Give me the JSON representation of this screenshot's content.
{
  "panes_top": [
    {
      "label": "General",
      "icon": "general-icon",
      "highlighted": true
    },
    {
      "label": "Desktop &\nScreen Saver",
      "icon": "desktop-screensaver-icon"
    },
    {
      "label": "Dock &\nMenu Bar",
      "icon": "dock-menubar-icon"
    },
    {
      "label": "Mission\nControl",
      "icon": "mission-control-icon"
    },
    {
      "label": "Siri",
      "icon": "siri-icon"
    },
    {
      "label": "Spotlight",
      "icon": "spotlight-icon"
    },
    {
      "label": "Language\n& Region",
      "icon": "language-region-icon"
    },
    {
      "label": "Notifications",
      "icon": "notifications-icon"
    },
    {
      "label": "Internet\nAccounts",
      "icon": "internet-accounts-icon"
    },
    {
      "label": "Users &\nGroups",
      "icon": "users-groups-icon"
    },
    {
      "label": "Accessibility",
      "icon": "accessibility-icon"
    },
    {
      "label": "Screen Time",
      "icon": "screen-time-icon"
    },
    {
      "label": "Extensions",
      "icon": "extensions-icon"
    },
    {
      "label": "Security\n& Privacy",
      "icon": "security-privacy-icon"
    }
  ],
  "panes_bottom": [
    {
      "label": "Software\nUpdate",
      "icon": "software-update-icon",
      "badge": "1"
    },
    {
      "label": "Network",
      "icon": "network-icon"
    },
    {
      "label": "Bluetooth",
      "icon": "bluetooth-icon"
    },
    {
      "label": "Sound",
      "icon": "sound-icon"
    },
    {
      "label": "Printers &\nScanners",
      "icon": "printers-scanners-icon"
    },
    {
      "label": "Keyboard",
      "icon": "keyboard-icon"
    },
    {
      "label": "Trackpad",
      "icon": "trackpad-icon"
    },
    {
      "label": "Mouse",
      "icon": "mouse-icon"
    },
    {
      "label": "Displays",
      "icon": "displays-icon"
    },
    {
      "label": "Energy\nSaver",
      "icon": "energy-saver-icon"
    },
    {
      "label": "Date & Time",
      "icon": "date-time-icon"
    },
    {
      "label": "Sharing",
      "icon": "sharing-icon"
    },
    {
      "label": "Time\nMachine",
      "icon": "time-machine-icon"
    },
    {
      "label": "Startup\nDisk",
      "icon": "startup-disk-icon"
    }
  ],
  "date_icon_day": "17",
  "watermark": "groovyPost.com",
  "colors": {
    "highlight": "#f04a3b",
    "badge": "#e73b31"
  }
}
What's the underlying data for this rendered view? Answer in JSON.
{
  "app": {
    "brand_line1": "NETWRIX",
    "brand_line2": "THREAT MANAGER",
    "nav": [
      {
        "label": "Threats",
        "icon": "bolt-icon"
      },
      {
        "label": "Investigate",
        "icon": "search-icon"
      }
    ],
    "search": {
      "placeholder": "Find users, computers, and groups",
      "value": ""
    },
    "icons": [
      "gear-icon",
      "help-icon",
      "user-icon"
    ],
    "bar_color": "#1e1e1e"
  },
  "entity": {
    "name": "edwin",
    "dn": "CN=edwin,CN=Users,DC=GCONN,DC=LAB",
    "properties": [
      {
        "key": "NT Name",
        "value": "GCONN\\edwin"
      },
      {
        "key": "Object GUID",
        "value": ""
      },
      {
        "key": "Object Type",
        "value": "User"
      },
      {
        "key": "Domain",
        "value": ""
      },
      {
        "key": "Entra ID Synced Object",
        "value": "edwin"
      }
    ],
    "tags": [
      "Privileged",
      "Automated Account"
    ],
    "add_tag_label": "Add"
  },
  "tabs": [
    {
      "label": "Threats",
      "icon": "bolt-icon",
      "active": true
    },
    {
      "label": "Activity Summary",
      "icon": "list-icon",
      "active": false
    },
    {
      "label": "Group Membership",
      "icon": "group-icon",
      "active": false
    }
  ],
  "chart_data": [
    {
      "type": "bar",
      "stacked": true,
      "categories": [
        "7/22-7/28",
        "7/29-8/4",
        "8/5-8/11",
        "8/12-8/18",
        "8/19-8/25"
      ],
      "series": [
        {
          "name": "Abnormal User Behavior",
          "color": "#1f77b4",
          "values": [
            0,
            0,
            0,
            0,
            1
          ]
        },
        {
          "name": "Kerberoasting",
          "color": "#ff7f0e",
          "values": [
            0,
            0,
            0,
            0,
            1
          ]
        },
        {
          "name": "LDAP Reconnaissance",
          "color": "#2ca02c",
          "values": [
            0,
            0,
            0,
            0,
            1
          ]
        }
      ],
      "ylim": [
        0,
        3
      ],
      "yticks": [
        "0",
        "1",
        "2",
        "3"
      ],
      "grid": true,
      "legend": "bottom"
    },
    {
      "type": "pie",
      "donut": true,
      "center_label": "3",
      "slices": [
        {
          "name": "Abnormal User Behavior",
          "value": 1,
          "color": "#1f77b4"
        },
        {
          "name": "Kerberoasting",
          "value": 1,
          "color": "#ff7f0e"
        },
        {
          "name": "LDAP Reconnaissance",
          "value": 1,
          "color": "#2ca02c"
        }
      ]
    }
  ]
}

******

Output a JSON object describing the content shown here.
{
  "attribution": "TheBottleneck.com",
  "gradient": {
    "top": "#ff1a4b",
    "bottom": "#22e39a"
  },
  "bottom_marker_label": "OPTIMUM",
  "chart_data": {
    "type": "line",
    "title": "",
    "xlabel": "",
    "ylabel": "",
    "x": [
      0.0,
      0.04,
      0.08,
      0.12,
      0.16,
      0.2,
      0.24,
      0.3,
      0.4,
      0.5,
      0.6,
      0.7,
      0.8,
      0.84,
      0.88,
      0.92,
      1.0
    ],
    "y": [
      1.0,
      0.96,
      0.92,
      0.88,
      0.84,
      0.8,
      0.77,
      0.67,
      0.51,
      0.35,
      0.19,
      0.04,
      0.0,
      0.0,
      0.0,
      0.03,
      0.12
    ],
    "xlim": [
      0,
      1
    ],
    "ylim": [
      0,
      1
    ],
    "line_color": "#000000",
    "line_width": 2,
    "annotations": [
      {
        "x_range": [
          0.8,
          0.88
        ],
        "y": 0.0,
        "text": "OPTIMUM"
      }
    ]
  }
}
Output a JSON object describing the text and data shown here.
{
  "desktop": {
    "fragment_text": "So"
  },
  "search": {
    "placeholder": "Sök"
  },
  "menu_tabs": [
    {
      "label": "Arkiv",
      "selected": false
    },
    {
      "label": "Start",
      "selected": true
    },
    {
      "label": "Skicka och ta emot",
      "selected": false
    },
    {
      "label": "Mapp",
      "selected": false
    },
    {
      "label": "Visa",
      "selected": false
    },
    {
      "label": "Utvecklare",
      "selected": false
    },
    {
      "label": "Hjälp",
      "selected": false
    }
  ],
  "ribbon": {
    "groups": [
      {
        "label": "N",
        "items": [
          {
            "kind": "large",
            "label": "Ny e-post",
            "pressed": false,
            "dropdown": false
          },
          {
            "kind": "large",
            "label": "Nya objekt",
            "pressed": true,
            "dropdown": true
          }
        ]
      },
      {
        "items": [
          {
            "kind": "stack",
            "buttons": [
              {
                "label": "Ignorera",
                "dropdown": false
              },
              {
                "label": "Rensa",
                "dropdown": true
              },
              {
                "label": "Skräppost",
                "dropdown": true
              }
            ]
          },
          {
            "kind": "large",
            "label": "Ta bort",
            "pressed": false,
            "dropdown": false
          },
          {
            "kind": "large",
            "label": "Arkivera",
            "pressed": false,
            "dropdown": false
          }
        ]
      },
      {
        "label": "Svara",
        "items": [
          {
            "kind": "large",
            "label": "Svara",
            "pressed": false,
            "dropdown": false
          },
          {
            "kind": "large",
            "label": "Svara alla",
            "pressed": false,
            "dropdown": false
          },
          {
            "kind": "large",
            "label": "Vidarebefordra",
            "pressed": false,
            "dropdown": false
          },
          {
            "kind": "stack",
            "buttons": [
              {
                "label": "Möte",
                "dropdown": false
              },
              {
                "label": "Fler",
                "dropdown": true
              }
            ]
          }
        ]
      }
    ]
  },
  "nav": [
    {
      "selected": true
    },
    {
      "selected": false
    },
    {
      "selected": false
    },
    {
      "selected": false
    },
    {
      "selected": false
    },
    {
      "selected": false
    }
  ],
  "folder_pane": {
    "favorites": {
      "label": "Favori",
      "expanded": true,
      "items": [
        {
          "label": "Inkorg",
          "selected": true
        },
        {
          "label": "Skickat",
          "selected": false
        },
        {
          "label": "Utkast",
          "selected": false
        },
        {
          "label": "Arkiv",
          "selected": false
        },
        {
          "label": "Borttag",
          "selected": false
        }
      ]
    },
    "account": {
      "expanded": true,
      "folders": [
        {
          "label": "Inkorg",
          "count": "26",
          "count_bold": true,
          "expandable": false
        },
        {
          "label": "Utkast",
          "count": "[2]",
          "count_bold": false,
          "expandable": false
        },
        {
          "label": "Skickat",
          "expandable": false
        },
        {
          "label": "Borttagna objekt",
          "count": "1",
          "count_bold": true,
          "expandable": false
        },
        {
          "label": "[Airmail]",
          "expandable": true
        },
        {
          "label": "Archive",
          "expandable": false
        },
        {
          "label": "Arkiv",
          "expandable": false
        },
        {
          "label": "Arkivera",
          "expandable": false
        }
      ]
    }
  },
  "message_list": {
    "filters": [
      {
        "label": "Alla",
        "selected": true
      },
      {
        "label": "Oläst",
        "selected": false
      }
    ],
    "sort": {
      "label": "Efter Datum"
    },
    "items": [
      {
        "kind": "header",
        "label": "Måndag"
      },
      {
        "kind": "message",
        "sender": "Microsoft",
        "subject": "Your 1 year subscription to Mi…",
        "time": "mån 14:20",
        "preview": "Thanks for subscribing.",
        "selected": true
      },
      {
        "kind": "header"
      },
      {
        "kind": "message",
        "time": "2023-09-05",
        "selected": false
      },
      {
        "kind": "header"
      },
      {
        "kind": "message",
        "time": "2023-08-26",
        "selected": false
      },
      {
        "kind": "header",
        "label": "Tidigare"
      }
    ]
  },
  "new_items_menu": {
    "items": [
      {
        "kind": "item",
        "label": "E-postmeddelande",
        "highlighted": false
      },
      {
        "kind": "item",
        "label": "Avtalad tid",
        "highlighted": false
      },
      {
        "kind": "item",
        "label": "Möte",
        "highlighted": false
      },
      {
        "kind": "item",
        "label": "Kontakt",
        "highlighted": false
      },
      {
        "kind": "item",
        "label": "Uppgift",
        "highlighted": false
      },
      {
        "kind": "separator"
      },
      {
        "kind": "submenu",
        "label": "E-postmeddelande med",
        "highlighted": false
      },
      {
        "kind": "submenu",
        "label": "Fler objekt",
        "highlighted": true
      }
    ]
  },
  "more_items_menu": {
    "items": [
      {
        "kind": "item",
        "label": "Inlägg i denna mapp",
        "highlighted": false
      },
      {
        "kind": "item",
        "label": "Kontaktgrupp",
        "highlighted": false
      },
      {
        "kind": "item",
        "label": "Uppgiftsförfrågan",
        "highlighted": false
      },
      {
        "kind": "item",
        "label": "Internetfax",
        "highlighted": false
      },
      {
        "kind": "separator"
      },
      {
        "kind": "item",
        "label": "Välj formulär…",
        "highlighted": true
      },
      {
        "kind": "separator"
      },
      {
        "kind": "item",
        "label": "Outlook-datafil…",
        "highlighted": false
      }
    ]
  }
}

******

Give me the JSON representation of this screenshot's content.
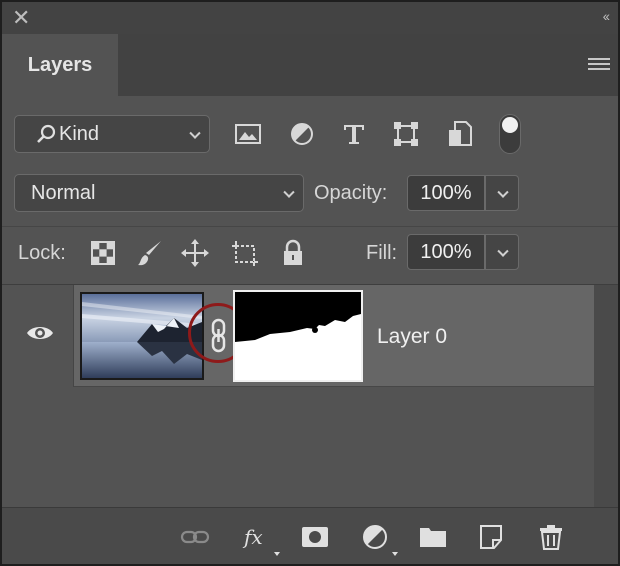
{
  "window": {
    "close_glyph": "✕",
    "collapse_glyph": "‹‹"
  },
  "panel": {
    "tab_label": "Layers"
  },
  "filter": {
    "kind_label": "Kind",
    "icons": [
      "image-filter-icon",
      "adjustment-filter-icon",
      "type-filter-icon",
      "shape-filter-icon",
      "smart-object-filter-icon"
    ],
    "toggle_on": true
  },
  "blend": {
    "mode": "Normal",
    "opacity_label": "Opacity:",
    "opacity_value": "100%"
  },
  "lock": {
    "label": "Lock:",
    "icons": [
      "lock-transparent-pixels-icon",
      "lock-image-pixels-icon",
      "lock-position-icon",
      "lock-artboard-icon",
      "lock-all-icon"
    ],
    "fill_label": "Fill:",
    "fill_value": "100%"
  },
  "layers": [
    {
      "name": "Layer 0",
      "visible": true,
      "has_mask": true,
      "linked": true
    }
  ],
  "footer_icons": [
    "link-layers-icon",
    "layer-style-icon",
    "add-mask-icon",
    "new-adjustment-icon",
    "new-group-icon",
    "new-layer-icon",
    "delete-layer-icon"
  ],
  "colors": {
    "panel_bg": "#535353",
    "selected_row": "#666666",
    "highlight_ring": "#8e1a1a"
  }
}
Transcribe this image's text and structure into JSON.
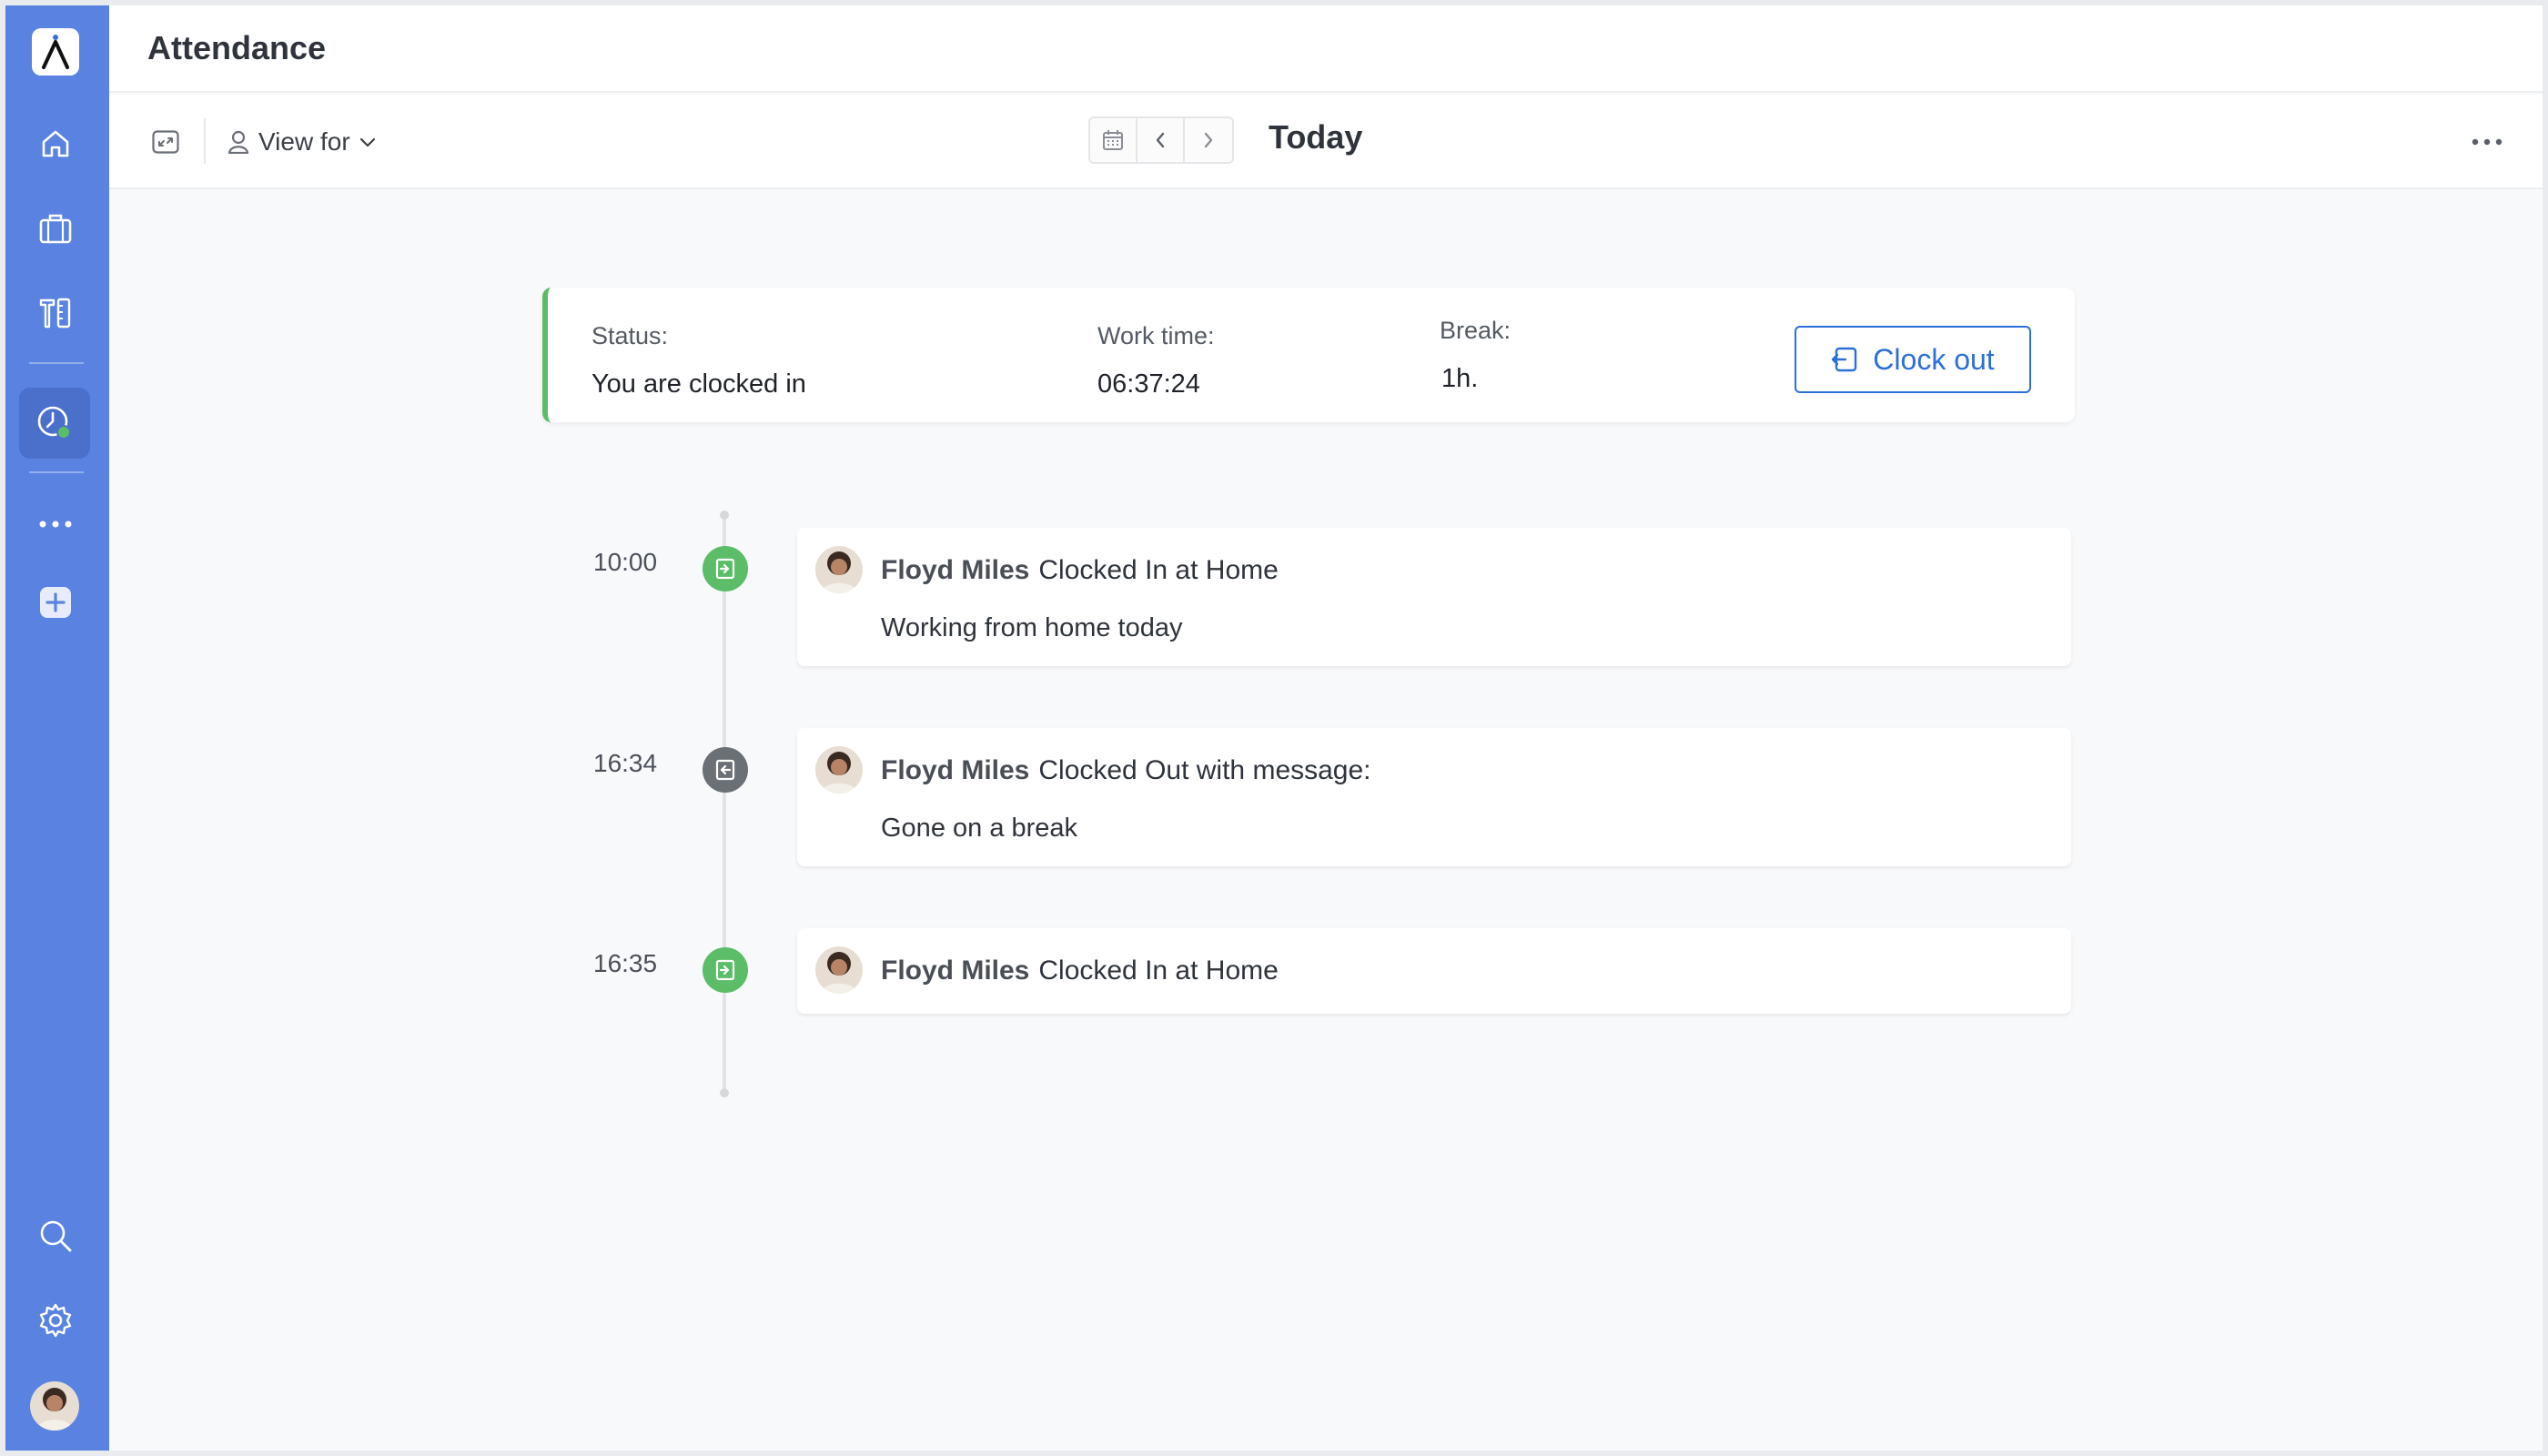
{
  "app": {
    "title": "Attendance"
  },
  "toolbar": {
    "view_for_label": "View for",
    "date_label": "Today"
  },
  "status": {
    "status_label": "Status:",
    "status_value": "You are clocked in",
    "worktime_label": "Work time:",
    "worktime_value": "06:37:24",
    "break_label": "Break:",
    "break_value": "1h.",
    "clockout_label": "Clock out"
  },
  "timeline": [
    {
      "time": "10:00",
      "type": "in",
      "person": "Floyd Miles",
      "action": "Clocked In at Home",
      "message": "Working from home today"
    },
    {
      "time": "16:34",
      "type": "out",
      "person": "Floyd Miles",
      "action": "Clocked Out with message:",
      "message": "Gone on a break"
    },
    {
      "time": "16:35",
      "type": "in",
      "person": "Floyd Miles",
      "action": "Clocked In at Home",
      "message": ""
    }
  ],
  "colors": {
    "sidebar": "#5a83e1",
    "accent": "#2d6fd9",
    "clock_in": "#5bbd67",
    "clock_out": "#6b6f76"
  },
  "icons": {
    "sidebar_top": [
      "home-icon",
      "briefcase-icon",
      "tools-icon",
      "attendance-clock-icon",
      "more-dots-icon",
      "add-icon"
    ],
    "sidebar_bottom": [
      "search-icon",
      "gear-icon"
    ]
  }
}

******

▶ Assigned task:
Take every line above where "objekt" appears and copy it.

▶ Output for this task:
            "label": "Nya objekt",
          "label": "Borttagna objekt",
        "label": "Fler objekt",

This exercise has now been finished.